IM/Presence in Mobile Clients Y Y
Join online meetings in Mobile clients Y Y
Publish status based on Outlook calendar free/busy information Y Y
Contact List (via Unified Contact Store) N N
High-resolution Contact Photo (Requires Lync 2013 or Skype for Business clients at a minimum. Not supported for LWA, mobile apps, Lync 2010, Lync for Mac, and other older clients.) Y N
Meeting delegation Y Y
Missed Conversations history and Call Logs are written to user’s exchange mailbox Y Y
Archiving Content (IM and Meeting) in Exchange N N
Search archived content N N
Exchange UM Voice Mail Y Y
Server Side Conversation History Y N

The Skinny on Skype for Business and Teams

As expected, at Ignite, Microsoft announced their plans around Skype for Business (SfB) and Teams at this session:

Here is what you need to know:
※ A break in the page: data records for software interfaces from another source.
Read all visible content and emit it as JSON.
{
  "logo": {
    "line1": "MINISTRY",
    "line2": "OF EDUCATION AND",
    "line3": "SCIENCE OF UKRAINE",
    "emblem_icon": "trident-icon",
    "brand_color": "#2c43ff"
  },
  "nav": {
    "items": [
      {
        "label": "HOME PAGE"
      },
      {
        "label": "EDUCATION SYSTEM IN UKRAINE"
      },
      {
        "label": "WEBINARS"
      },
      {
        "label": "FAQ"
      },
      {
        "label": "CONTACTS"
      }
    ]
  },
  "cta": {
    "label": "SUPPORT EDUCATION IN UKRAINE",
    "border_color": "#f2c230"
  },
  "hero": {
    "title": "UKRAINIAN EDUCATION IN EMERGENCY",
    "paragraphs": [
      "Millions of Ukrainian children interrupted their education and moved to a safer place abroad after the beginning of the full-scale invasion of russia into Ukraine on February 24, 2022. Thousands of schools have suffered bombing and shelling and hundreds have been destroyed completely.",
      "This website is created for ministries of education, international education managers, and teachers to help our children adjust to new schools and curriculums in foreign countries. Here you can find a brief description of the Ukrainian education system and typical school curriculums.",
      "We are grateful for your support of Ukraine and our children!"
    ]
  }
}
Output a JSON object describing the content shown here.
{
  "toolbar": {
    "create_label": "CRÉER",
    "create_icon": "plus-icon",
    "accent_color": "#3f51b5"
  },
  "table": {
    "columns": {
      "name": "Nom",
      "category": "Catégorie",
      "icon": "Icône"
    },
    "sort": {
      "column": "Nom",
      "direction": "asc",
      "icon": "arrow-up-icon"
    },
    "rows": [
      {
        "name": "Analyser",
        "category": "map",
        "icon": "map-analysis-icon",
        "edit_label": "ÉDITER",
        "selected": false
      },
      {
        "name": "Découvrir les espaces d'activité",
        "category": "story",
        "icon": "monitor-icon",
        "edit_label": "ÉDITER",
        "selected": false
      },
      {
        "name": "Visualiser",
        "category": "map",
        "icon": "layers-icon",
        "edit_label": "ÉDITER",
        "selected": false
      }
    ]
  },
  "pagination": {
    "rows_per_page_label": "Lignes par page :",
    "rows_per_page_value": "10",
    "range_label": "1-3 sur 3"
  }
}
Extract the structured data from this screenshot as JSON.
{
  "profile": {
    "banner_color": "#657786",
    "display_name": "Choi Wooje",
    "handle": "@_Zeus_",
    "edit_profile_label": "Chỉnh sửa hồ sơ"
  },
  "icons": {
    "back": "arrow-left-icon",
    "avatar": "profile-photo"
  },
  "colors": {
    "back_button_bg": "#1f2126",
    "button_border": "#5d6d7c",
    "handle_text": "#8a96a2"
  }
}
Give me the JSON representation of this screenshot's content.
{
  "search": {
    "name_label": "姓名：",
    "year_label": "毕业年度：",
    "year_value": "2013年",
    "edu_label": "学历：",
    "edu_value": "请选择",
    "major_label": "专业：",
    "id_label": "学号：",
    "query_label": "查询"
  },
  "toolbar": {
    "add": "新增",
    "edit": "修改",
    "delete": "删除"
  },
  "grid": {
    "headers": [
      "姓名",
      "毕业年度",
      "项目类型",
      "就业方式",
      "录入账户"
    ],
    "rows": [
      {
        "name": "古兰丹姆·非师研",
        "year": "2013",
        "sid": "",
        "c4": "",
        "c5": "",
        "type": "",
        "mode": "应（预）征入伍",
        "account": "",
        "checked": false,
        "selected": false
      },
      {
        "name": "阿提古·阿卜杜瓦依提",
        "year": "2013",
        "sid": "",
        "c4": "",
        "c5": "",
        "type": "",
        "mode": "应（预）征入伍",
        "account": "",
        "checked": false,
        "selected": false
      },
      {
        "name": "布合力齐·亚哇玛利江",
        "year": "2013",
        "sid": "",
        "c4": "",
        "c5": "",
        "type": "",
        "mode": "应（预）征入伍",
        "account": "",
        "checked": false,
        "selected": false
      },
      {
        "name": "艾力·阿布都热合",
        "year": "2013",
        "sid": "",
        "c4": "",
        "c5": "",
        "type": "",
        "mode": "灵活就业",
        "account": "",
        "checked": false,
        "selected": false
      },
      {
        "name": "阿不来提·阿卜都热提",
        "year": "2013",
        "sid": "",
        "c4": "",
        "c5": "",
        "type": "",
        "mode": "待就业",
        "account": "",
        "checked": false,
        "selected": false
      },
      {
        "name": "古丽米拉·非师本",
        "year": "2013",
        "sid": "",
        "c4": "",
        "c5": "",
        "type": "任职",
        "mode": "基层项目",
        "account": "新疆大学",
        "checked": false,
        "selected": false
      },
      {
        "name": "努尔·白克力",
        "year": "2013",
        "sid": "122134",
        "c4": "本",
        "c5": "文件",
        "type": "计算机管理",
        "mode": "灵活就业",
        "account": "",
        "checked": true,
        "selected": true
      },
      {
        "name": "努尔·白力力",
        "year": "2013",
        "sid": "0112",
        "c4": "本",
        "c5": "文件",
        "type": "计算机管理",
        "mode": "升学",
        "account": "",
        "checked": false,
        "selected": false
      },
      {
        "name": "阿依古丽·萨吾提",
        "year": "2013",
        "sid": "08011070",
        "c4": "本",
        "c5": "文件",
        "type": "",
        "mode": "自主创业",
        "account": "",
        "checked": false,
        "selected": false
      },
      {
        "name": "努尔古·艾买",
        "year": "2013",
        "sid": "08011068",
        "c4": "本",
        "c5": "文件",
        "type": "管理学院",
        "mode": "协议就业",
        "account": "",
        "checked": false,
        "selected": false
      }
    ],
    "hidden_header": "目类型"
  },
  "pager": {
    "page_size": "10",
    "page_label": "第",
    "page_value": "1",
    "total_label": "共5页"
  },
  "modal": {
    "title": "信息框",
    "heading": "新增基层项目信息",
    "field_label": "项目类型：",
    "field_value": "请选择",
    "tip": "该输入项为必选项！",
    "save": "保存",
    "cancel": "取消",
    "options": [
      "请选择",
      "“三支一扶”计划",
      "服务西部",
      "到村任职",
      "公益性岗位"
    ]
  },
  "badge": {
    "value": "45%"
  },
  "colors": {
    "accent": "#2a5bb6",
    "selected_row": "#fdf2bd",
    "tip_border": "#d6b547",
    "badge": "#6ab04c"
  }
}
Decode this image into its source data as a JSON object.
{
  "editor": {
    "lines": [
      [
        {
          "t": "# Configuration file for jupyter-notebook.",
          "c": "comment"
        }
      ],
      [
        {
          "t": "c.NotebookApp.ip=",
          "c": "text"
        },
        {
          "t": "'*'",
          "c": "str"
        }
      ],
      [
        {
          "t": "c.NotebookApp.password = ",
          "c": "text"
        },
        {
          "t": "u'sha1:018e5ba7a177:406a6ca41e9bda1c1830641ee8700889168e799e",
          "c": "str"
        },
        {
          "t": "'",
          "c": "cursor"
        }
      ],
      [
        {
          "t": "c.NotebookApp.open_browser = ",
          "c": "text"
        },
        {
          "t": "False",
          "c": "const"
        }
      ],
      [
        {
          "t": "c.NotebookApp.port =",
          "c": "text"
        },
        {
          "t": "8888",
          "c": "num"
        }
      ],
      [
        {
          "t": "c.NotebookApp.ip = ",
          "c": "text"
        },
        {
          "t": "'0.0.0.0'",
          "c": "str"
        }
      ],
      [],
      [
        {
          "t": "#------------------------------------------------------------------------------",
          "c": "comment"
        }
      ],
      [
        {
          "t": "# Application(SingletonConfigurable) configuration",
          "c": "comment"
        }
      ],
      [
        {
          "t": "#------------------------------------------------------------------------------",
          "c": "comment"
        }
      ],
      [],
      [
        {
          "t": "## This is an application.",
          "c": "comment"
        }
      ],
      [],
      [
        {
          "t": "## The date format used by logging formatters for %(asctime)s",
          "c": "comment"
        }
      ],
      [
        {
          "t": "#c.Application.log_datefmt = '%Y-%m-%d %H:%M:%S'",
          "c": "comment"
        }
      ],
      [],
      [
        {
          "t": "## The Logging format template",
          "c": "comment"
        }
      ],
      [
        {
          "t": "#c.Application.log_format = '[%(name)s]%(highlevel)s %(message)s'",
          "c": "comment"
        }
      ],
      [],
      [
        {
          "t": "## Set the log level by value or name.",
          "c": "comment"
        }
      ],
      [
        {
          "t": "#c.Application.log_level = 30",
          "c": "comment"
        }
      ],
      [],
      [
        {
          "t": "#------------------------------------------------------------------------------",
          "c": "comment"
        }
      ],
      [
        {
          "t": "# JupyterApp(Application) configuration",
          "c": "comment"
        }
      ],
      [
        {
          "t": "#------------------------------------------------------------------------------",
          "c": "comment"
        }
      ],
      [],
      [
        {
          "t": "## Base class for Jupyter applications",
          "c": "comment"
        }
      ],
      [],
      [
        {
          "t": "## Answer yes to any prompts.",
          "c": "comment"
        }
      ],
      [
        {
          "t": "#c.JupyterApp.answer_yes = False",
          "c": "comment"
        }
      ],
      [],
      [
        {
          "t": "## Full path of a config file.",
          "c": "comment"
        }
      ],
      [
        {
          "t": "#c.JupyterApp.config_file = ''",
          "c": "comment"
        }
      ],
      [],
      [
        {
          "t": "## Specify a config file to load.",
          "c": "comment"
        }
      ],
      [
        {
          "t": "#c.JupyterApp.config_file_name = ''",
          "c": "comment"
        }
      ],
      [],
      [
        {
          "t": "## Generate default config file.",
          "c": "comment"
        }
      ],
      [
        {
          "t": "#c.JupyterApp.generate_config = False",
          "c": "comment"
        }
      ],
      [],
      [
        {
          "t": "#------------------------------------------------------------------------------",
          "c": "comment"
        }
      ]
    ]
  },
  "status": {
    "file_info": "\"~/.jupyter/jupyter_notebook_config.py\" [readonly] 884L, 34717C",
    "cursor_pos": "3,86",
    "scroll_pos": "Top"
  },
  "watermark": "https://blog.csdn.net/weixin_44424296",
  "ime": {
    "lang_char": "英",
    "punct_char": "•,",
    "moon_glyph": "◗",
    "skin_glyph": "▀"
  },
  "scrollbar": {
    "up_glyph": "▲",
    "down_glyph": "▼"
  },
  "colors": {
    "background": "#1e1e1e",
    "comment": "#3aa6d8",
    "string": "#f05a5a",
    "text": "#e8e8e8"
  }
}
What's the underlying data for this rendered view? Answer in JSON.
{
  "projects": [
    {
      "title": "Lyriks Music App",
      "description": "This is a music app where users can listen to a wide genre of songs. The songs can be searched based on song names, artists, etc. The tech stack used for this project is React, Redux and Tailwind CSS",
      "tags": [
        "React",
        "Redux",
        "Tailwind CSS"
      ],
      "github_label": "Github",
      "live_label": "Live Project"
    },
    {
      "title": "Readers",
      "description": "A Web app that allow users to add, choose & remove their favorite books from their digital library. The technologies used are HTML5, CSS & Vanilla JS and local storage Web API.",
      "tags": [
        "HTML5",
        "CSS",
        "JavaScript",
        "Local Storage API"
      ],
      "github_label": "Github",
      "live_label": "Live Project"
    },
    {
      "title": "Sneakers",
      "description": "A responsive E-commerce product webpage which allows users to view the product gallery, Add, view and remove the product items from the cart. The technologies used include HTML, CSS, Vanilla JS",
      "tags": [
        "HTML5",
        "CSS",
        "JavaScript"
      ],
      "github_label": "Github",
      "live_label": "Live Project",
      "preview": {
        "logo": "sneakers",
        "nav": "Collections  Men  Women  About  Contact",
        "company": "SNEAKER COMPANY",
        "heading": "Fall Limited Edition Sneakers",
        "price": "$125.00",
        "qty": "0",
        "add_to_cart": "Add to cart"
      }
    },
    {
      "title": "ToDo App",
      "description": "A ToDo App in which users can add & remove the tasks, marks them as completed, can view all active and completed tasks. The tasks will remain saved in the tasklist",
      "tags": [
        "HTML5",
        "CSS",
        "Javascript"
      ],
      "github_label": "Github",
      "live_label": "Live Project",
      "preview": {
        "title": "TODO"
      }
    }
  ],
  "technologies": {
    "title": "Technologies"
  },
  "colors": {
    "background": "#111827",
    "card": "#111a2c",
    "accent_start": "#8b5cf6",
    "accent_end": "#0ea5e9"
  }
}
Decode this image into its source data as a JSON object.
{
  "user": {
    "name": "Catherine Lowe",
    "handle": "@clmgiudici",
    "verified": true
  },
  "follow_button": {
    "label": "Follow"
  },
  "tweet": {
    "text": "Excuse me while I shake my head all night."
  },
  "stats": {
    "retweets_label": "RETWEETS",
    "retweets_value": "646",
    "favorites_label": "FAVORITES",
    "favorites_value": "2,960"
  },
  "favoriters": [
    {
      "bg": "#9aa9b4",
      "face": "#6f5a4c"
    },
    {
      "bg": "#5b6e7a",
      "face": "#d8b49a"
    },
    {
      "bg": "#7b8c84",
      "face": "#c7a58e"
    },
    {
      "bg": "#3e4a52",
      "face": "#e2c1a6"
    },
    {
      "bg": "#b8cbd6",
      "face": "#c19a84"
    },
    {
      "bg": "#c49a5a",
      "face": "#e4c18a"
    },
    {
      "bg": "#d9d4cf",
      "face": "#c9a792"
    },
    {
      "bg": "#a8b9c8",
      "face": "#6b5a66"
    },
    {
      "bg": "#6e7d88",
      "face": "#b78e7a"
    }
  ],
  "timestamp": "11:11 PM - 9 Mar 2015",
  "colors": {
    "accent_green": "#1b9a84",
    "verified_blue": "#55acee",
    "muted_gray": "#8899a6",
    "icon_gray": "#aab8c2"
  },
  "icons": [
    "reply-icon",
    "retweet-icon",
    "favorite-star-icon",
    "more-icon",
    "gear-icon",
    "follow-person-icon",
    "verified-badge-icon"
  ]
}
  1. Skype for Business Server will continue and evolve stand-alone product.
    • Brand new refresh of main stream support expected in Q4 of 2018
    • Will also refresh the SfB client during this time
    • Microsoft will continue invest in voice features
    • Will include Team integration in hybrid
  2. Skype for Business Online (SfBO) Features will be available in Teams, and over time the Teams Client will become the client for Users to Consume all Communication and Collaboration Features
    • Features include IM, Presence, Calling, Conferencing, Meetings, Contact & Conversation History, VoiceMail …. all Communication Features!
    • Net new voice investments (client and cloud) will be in Teams
    • Many of the voice and calling features have been built with a new cloud architecture that is expected to provide better quality
    • A screen shot of the new client with the communication features is shown below
  3. Skype for Business Online will still be available as a Separate offering (at least in the short term)
    • There will be a transition period with IT and End-User to transition SfBO users to Teams
    • These controls govern which client is used to consume voice and calling features
  4. Existing SfBO Voice Investments and Configuration will not Change
    • Current Conferencing Bridge numbers in SfBO will not change
    • Current Phone numbers will not change as users transition to teams
  5. Existing SfB and SfBO Phone Devices will Continue to work in Teams
    • Expanding cloud voice and video interop
  6. Skype for Business Room Systems will be Supported
  7. The Skype for Business and and Team Clients can run Side-by-Side, and Users can choose where they consume the communication feautres
    • For example, Can keep chat and calling in Skype if desired

You can see the official blog post here: